Reader Mailbag: How is the stock market index of any significance for individuals?

This week, we have a reader question from Jasmin:

How is the stock market index of any significance for individuals?

The significance of a stock market index (or any other index for that matter) is that it is a benchmark. In other words, investors can use indices as a yardstick to measure and/or compare slices of their portfolio to.

For most investors, indices can be used to evaluate the performance of the individual asset classes in their portfolio. Investors can compare the risk and return metrics of an allocation to those of an appropriate index. When utilizing an actively managed strategy, an appropriate index or index fund can be viewed as the opportunity cost of using the active strategy.

If you own US large-cap stocks, you might compare the volatility and performance of those stocks to the S&P 500. If you own international stocks, you might compare them to the MSCI EAFE. You can compare the bond portion of your portfolio to the Barclays Agg or a number of other indices. There are multiple indices for various sectors, regions, countries, and so on. In fact, today there are more indices than stocks!

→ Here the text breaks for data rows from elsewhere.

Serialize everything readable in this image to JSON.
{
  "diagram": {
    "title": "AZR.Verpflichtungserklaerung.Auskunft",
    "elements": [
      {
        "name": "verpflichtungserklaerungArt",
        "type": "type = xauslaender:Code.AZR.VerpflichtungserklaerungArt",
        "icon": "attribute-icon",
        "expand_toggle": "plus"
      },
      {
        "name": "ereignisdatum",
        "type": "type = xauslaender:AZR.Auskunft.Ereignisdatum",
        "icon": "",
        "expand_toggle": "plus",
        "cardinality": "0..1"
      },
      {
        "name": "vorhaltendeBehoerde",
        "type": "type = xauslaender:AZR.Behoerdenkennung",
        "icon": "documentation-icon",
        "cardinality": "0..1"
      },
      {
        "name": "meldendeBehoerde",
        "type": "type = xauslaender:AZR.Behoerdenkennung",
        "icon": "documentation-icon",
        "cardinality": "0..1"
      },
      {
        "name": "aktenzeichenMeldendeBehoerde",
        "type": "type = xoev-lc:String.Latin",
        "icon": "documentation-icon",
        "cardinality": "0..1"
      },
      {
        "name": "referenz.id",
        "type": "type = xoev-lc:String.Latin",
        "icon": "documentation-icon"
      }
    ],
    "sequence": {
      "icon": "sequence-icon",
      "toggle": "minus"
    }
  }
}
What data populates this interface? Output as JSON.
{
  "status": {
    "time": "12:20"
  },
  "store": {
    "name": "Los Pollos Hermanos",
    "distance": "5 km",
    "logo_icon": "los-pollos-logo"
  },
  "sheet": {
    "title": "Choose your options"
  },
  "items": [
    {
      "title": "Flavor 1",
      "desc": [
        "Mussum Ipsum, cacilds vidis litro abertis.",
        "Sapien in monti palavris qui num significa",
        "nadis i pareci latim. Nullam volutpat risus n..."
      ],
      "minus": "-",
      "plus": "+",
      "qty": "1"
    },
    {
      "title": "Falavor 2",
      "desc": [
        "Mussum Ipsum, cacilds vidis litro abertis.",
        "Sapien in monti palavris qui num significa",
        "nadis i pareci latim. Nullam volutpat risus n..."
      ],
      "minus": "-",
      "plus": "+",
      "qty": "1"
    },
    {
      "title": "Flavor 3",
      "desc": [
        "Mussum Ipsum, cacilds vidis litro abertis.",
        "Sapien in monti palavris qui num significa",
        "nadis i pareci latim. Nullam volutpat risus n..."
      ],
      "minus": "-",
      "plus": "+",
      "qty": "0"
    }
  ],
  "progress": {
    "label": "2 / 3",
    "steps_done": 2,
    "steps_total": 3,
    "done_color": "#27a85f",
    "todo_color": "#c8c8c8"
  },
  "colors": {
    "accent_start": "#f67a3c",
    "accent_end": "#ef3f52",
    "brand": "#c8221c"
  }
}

Although the above is relatively straightforward, many investors misuse indices. Below are two of the more common errors that I see:

  • Comparing a multi-asset class portfolio to a single asset class index. I meet many people who compare their portfolio of global stocks and fixed-income to the S&P 500. The S&P 500 could probably be used to benchmark the US large-cap equity portion of the portfolio, but certainly not the entire portfolio.
  • Viewing an index as a goal. Each individual investor has unique goals and their portfolio should reflect this. Even the largest indices have some fairly substantial risks, which investors should be aware of and may want to avoid. For instance, the “China Region” (China, Hong Kong, and Taiwan) makes up 40+% of most broad-based emerging markets equity indices or the Barclays Agg is overwhelmingly government bonds, which offer much more duration than yield today. These are just two examples of where investor goals may be inconsistent with an index’s composition. Note: Money managers may benchmark to a single index, but this is because they typically run single asset class strategies and are concerned with relative performance, neither of which is typically true of individual investors.

So, the short answer is that individuals can use indices to evaluate single asset class strategies/managers and should not be used for much more than that.

Full Disclosure: Nothing on this site should ever be considered to be advice, research or an invitation to buy or sell any securities, please see my Disclosures & Disclaimers page for a full disclaimer.